Dataset:
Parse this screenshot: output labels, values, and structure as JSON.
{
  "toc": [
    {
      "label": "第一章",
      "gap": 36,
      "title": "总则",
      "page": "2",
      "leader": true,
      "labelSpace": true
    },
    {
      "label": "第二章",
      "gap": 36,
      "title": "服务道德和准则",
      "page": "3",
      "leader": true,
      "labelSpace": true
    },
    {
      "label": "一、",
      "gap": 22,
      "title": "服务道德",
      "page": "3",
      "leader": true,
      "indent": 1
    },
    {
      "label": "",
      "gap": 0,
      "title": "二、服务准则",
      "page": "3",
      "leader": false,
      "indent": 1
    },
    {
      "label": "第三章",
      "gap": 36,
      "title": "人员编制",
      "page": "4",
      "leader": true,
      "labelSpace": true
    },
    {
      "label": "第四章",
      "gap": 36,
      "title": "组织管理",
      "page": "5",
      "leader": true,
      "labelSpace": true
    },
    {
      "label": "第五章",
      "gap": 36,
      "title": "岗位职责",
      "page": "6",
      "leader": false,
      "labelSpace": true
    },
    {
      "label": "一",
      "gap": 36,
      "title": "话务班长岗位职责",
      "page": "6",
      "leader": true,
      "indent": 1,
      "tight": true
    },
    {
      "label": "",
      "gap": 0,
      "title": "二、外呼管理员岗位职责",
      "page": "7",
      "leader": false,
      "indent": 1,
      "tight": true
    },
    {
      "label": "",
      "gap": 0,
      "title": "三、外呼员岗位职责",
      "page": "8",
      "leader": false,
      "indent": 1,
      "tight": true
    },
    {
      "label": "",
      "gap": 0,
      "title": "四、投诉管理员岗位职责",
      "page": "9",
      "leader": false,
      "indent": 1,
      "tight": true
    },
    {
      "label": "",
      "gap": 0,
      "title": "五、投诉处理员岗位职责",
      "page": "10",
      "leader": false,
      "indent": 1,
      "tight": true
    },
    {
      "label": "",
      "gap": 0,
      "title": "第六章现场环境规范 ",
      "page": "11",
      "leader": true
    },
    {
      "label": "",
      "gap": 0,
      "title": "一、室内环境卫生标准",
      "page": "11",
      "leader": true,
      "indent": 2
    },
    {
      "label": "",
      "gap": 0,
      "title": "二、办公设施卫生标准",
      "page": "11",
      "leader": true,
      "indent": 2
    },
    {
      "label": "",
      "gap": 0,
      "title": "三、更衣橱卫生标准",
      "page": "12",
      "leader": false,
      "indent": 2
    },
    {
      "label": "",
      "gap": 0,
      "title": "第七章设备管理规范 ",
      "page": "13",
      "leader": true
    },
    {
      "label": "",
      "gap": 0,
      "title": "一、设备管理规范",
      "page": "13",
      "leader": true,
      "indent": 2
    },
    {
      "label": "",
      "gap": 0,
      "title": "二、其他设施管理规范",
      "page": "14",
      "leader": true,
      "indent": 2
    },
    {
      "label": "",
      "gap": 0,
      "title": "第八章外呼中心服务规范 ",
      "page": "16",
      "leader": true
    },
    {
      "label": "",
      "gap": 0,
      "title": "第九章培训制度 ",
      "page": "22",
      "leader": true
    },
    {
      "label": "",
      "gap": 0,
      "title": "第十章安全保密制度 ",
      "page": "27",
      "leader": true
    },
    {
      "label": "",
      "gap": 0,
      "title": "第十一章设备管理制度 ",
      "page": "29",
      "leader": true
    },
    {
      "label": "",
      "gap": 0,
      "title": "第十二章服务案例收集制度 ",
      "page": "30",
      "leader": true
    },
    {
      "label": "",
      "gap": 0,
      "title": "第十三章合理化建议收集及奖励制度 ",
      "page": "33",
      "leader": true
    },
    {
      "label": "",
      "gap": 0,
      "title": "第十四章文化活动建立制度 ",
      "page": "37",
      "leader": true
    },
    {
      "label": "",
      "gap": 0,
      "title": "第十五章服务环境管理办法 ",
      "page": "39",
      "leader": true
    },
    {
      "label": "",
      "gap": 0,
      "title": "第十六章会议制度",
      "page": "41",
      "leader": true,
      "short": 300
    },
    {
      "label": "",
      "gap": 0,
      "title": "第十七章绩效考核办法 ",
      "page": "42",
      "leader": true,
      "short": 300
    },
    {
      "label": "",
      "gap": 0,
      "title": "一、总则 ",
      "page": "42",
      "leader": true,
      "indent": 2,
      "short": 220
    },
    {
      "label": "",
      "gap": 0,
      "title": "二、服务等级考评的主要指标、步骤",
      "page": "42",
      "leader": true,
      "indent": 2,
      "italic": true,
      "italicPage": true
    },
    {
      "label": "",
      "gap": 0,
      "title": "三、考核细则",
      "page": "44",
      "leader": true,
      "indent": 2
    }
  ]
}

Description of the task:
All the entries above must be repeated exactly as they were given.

Your response:
Parse this screenshot: output labels, values, and structure as JSON.
{
  "toc": [
    {
      "label": "第一章",
      "gap": 36,
      "title": "总则",
      "page": "2",
      "leader": true,
      "labelSpace": true
    },
    {
      "label": "第二章",
      "gap": 36,
      "title": "服务道德和准则",
      "page": "3",
      "leader": true,
      "labelSpace": true
    },
    {
      "label": "一、",
      "gap": 22,
      "title": "服务道德",
      "page": "3",
      "leader": true,
      "indent": 1
    },
    {
      "label": "",
      "gap": 0,
      "title": "二、服务准则",
      "page": "3",
      "leader": false,
      "indent": 1
    },
    {
      "label": "第三章",
      "gap": 36,
      "title": "人员编制",
      "page": "4",
      "leader": true,
      "labelSpace": true
    },
    {
      "label": "第四章",
      "gap": 36,
      "title": "组织管理",
      "page": "5",
      "leader": true,
      "labelSpace": true
    },
    {
      "label": "第五章",
      "gap": 36,
      "title": "岗位职责",
      "page": "6",
      "leader": false,
      "labelSpace": true
    },
    {
      "label": "一",
      "gap": 36,
      "title": "话务班长岗位职责",
      "page": "6",
      "leader": true,
      "indent": 1,
      "tight": true
    },
    {
      "label": "",
      "gap": 0,
      "title": "二、外呼管理员岗位职责",
      "page": "7",
      "leader": false,
      "indent": 1,
      "tight": true
    },
    {
      "label": "",
      "gap": 0,
      "title": "三、外呼员岗位职责",
      "page": "8",
      "leader": false,
      "indent": 1,
      "tight": true
    },
    {
      "label": "",
      "gap": 0,
      "title": "四、投诉管理员岗位职责",
      "page": "9",
      "leader": false,
      "indent": 1,
      "tight": true
    },
    {
      "label": "",
      "gap": 0,
      "title": "五、投诉处理员岗位职责",
      "page": "10",
      "leader": false,
      "indent": 1,
      "tight": true
    },
    {
      "label": "",
      "gap": 0,
      "title": "第六章现场环境规范 ",
      "page": "11",
      "leader": true
    },
    {
      "label": "",
      "gap": 0,
      "title": "一、室内环境卫生标准",
      "page": "11",
      "leader": true,
      "indent": 2
    },
    {
      "label": "",
      "gap": 0,
      "title": "二、办公设施卫生标准",
      "page": "11",
      "leader": true,
      "indent": 2
    },
    {
      "label": "",
      "gap": 0,
      "title": "三、更衣橱卫生标准",
      "page": "12",
      "leader": false,
      "indent": 2
    },
    {
      "label": "",
      "gap": 0,
      "title": "第七章设备管理规范 ",
      "page": "13",
      "leader": true
    },
    {
      "label": "",
      "gap": 0,
      "title": "一、设备管理规范",
      "page": "13",
      "leader": true,
      "indent": 2
    },
    {
      "label": "",
      "gap": 0,
      "title": "二、其他设施管理规范",
      "page": "14",
      "leader": true,
      "indent": 2
    },
    {
      "label": "",
      "gap": 0,
      "title": "第八章外呼中心服务规范 ",
      "page": "16",
      "leader": true
    },
    {
      "label": "",
      "gap": 0,
      "title": "第九章培训制度 ",
      "page": "22",
      "leader": true
    },
    {
      "label": "",
      "gap": 0,
      "title": "第十章安全保密制度 ",
      "page": "27",
      "leader": true
    },
    {
      "label": "",
      "gap": 0,
      "title": "第十一章设备管理制度 ",
      "page": "29",
      "leader": true
    },
    {
      "label": "",
      "gap": 0,
      "title": "第十二章服务案例收集制度 ",
      "page": "30",
      "leader": true
    },
    {
      "label": "",
      "gap": 0,
      "title": "第十三章合理化建议收集及奖励制度 ",
      "page": "33",
      "leader": true
    },
    {
      "label": "",
      "gap": 0,
      "title": "第十四章文化活动建立制度 ",
      "page": "37",
      "leader": true
    },
    {
      "label": "",
      "gap": 0,
      "title": "第十五章服务环境管理办法 ",
      "page": "39",
      "leader": true
    },
    {
      "label": "",
      "gap": 0,
      "title": "第十六章会议制度",
      "page": "41",
      "leader": true,
      "short": 300
    },
    {
      "label": "",
      "gap": 0,
      "title": "第十七章绩效考核办法 ",
      "page": "42",
      "leader": true,
      "short": 300
    },
    {
      "label": "",
      "gap": 0,
      "title": "一、总则 ",
      "page": "42",
      "leader": true,
      "indent": 2,
      "short": 220
    },
    {
      "label": "",
      "gap": 0,
      "title": "二、服务等级考评的主要指标、步骤",
      "page": "42",
      "leader": true,
      "indent": 2,
      "italic": true,
      "italicPage": true
    },
    {
      "label": "",
      "gap": 0,
      "title": "三、考核细则",
      "page": "44",
      "leader": true,
      "indent": 2
    }
  ]
}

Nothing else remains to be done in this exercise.